CANNABIS CULTURE – Vancouver will be a bud battleground during a pivotal court case that could determine the future of Canada’s medical marijuana program and the fate of patients who choose to grow their own medicine.
Allard et al. v. Her Majesty the Queen – a constitutional challenge against Canada’s latest round of medical marijuana regulations – begins next Monday and is scheduled for 15 days at the Federal Court in Vancouver.
Home growing at risk
Stephen Harper’s Conservative government introduced new regulations governing the country’s med-pot program in June, 2013.
The Marihuana for Medical Purposes Regulations included a ban on all home-growing of marijuana – effective April 1, 2014 – that would have forced patients to purchase their medicine from a small group of corporate Licensed Producers.
Just days before the looming April 1 deadline, cannabis super-lawyer John Conroy and the MMAR Coalition Against Repeal won a temporary injunction against the home-growing ban, allowing patients to continue cultivating until the case is decided.
Conroy says the new regulations will make medical marijuana prohibitively expensive for many patients, as it is much cheaper to grow cannabis than to purchase it at the inflated prices of the Licensed Producers. Those who couldn’t afford to pay would run the risk of arrest if they continued to garden at home. This would violate the Section 7 Charter Rights of patients, Conroy says, and “force patients to chose between their liberty and their health.”

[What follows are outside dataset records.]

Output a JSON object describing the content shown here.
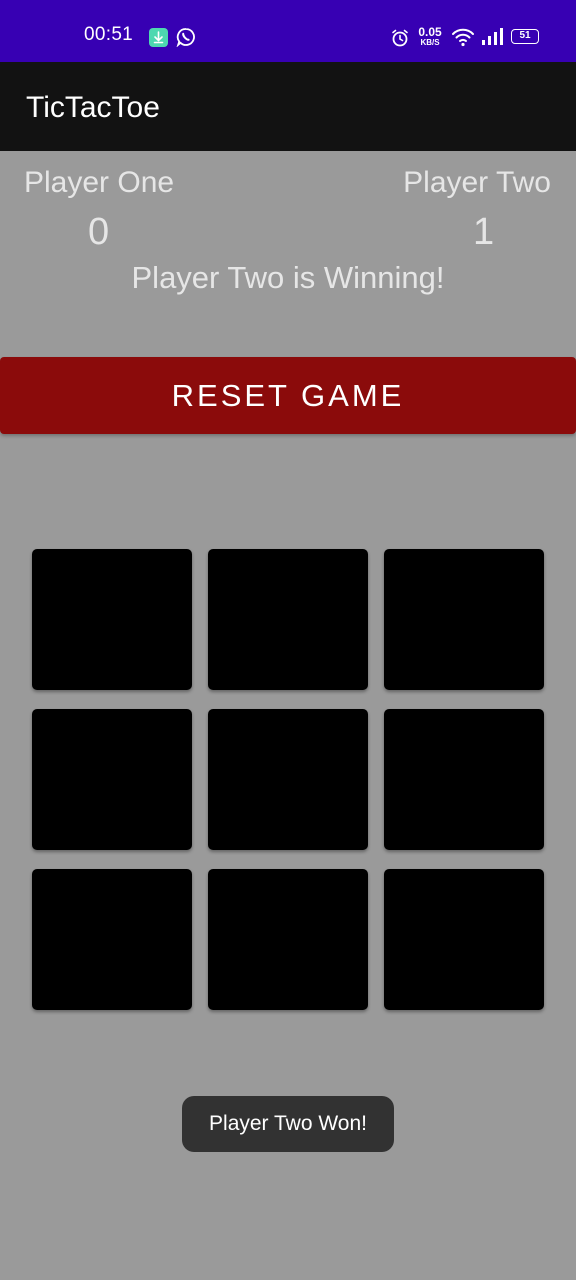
{
  "status_bar": {
    "time": "00:51",
    "net_speed_value": "0.05",
    "net_speed_unit": "KB/S",
    "battery": "51",
    "bg_color": "#3700b3",
    "icons": [
      "download-icon",
      "whatsapp-icon",
      "alarm-icon",
      "wifi-icon",
      "signal-icon",
      "battery-icon"
    ]
  },
  "app_bar": {
    "title": "TicTacToe"
  },
  "scoreboard": {
    "player_one_label": "Player One",
    "player_two_label": "Player Two",
    "player_one_score": "0",
    "player_two_score": "1",
    "status": "Player Two is Winning!"
  },
  "reset_button": {
    "label": "RESET GAME",
    "color": "#8b0b0b"
  },
  "board": {
    "cells": [
      "",
      "",
      "",
      "",
      "",
      "",
      "",
      "",
      ""
    ]
  },
  "toast": {
    "message": "Player Two Won!"
  }
}
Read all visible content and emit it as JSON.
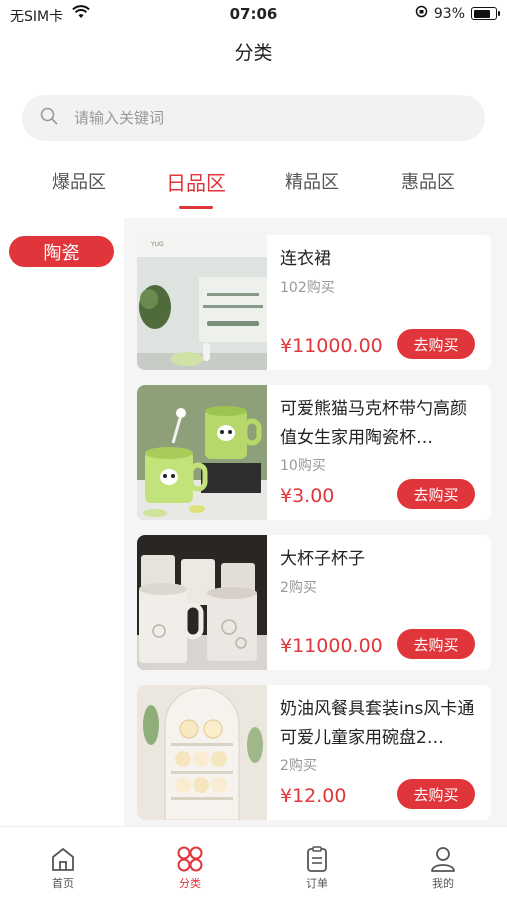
{
  "status": {
    "carrier": "无SIM卡",
    "time": "07:06",
    "battery": "93%",
    "battery_level": 0.93
  },
  "page_title": "分类",
  "search": {
    "placeholder": "请输入关键词"
  },
  "tabs": [
    {
      "label": "爆品区",
      "active": false
    },
    {
      "label": "日品区",
      "active": true
    },
    {
      "label": "精品区",
      "active": false
    },
    {
      "label": "惠品区",
      "active": false
    }
  ],
  "sidebar": {
    "items": [
      {
        "label": "陶瓷",
        "active": true
      }
    ]
  },
  "products": [
    {
      "name": "连衣裙",
      "sold": "102购买",
      "price": "¥11000.00",
      "buy_label": "去购买"
    },
    {
      "name": "可爱熊猫马克杯带勺高颜值女生家用陶瓷杯…",
      "sold": "10购买",
      "price": "¥3.00",
      "buy_label": "去购买"
    },
    {
      "name": "大杯子杯子",
      "sold": "2购买",
      "price": "¥11000.00",
      "buy_label": "去购买"
    },
    {
      "name": "奶油风餐具套装ins风卡通可爱儿童家用碗盘2…",
      "sold": "2购买",
      "price": "¥12.00",
      "buy_label": "去购买"
    }
  ],
  "tabbar": [
    {
      "label": "首页",
      "icon": "home-icon",
      "active": false
    },
    {
      "label": "分类",
      "icon": "category-icon",
      "active": true
    },
    {
      "label": "订单",
      "icon": "order-icon",
      "active": false
    },
    {
      "label": "我的",
      "icon": "user-icon",
      "active": false
    }
  ],
  "colors": {
    "accent": "#e0363b",
    "background": "#f5f5f5"
  }
}
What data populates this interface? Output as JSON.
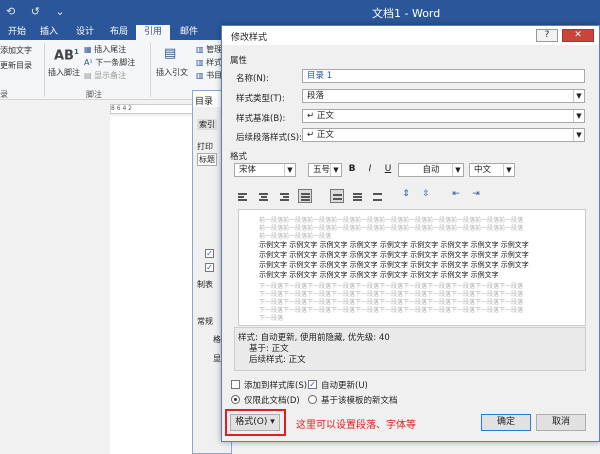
{
  "word": {
    "title": "文档1 - Word",
    "tabs": [
      "开始",
      "插入",
      "设计",
      "布局",
      "引用",
      "邮件"
    ],
    "active_tab": "引用",
    "ribbon": {
      "add_text": "添加文字",
      "update_toc": "更新目录",
      "insert_footnote": "插入脚注",
      "ab_icon": "AB",
      "superscript": "1",
      "insert_endnote": "插入尾注",
      "next_footnote": "下一条脚注",
      "show_notes": "显示备注",
      "group_toc": "录",
      "group_footnote": "脚注",
      "insert_citation": "插入引文",
      "manage": "管理",
      "style": "样式",
      "bib": "书目"
    },
    "ruler_marks": "8  6  4  2"
  },
  "toc_dialog": {
    "title": "目录",
    "tab": "索引",
    "print_preview": "打印",
    "heading": "标题",
    "formats_label": "制表",
    "general": "常规",
    "format_lbl": "格式",
    "show_lbl": "显"
  },
  "dialog": {
    "title": "修改样式",
    "help": "?",
    "close": "✕",
    "properties_section": "属性",
    "name_label": "名称(N):",
    "name_value": "目录 1",
    "type_label": "样式类型(T):",
    "type_value": "段落",
    "based_label": "样式基准(B):",
    "based_value": "↵ 正文",
    "next_label": "后续段落样式(S):",
    "next_value": "↵ 正文",
    "format_section": "格式",
    "font": "宋体",
    "size": "五号",
    "bold": "B",
    "italic": "I",
    "underline": "U",
    "color": "自动",
    "lang": "中文",
    "preview_prev": [
      "前一段落前一段落前一段落前一段落前一段落前一段落前一段落前一段落前一段落前一段落前一段落",
      "前一段落前一段落前一段落前一段落前一段落前一段落前一段落前一段落前一段落前一段落前一段落",
      "前一段落前一段落前一段落"
    ],
    "preview_sample": [
      "示例文字 示例文字 示例文字 示例文字 示例文字 示例文字 示例文字 示例文字 示例文字",
      "示例文字 示例文字 示例文字 示例文字 示例文字 示例文字 示例文字 示例文字 示例文字",
      "示例文字 示例文字 示例文字 示例文字 示例文字 示例文字 示例文字 示例文字 示例文字",
      "示例文字 示例文字 示例文字 示例文字 示例文字 示例文字 示例文字 示例文字"
    ],
    "preview_next": [
      "下一段落下一段落下一段落下一段落下一段落下一段落下一段落下一段落下一段落下一段落下一段落",
      "下一段落下一段落下一段落下一段落下一段落下一段落下一段落下一段落下一段落下一段落下一段落",
      "下一段落下一段落下一段落下一段落下一段落下一段落下一段落下一段落下一段落下一段落下一段落",
      "下一段落下一段落下一段落下一段落下一段落下一段落下一段落下一段落下一段落下一段落下一段落",
      "下一段落"
    ],
    "desc_line1": "样式: 自动更新, 使用前隐藏, 优先级: 40",
    "desc_line2": "基于: 正文",
    "desc_line3": "后续样式: 正文",
    "add_to_gallery": "添加到样式库(S)",
    "auto_update": "自动更新(U)",
    "only_this_doc": "仅限此文档(D)",
    "new_docs": "基于该模板的新文档",
    "format_button": "格式(O) ▾",
    "annotation": "这里可以设置段落、字体等",
    "ok": "确定",
    "cancel": "取消"
  },
  "colors": {
    "word_blue": "#2b579a",
    "annotation_red": "#e02020",
    "dialog_border": "#5b7fb9"
  }
}
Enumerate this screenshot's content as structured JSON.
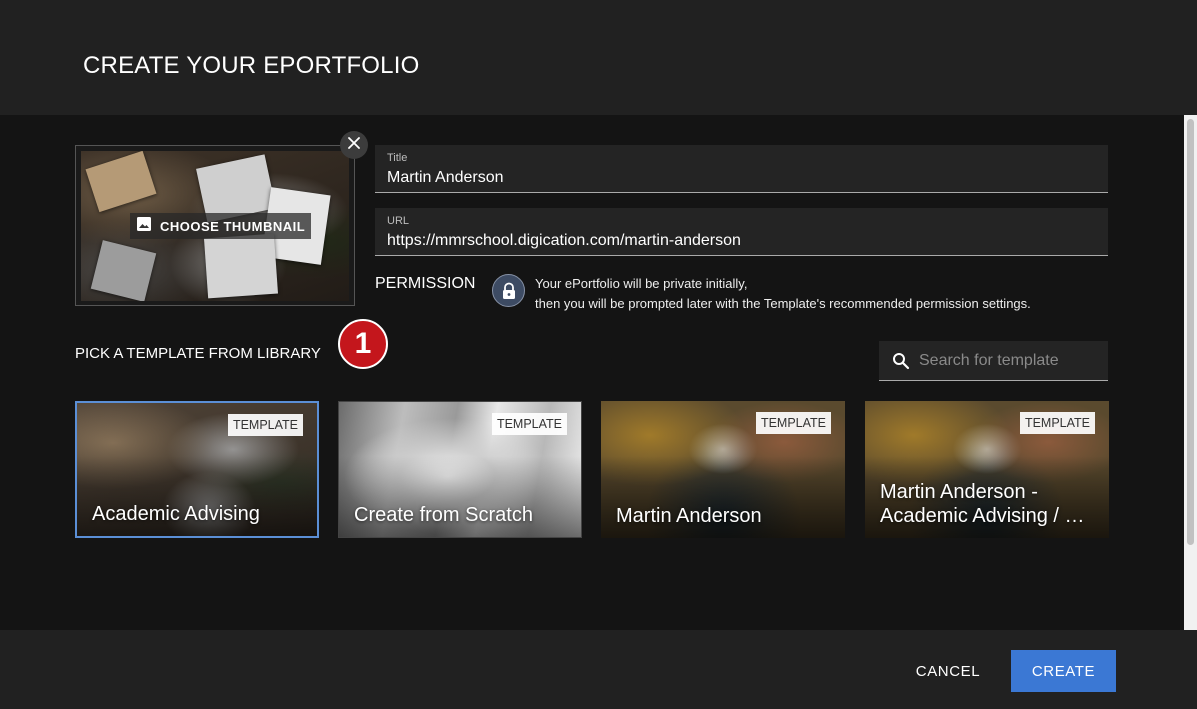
{
  "dialog": {
    "title": "CREATE YOUR EPORTFOLIO"
  },
  "thumbnail": {
    "choose_label": "CHOOSE THUMBNAIL"
  },
  "fields": {
    "title_label": "Title",
    "title_value": "Martin Anderson",
    "url_label": "URL",
    "url_value": "https://mmrschool.digication.com/martin-anderson"
  },
  "permission": {
    "label": "PERMISSION",
    "line1": "Your ePortfolio will be private initially,",
    "line2": "then you will be prompted later with the Template's recommended permission settings."
  },
  "library": {
    "label": "PICK A TEMPLATE FROM LIBRARY",
    "step_badge": "1",
    "search_placeholder": "Search for template",
    "templates": [
      {
        "name": "Academic Advising",
        "tag": "TEMPLATE",
        "selected": true
      },
      {
        "name": "Create from Scratch",
        "tag": "TEMPLATE",
        "selected": false
      },
      {
        "name": "Martin Anderson",
        "tag": "TEMPLATE",
        "selected": false
      },
      {
        "name": "Martin Anderson - Academic Advising / …",
        "tag": "TEMPLATE",
        "selected": false
      }
    ]
  },
  "footer": {
    "cancel_label": "CANCEL",
    "create_label": "CREATE"
  },
  "colors": {
    "accent": "#3b78d4",
    "badge": "#c4161c",
    "selected_border": "#5b8fd6"
  }
}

had significant unintended consequences on public health, safety and security. Under this Program, people growing marijuana in private homes added to health, safety and security risks. The high value of marijuana on the illicit market increases the risks of home invasion and diversion. And these production operations present fire and toxic mould hazards. These risks are not only felt by the home producers, but also by their neighbours and the community.
Conroy told Cannabis Culture that fire chiefs and the RCMP have made these claims, but “they haven’t been able to produce any statistics that indicate anybody who was harmed by toxic mould,” he said, or “any specific fires as between illicit or illegal operations or as of those that have been put together by certified electricians and those that haven’t.”
Listen to an interview with John Conroy about the Allard case from Pot TV:
Join the protest in Vancouver
Marijuana activists are expected to be out in force during the trial and have planned protests starting Monday, February 23.
Members of Vancouver’s pot community are invited to gather at the Federal Court (click here for map) with signs, megaphones, and their favourite anti-prohibition chants.
“We wish to maximize attention to this matter by lining the sidewalks with signs and volunteers,” Jason Wilcox of the MMAR Coalition Against Repeal wrote in an online notice. “Snacks and refreshments will be provided for volunteers. Medicine I assume will be plentiful as seems to be the case whenever the Coalition pulls a gathering.”
Trial Kick-off in Langley
The event features live music, guest speakers, and a prize raffle. Ticket are $20 and proceeds go to support the Allard case. Visit the event Facebook page.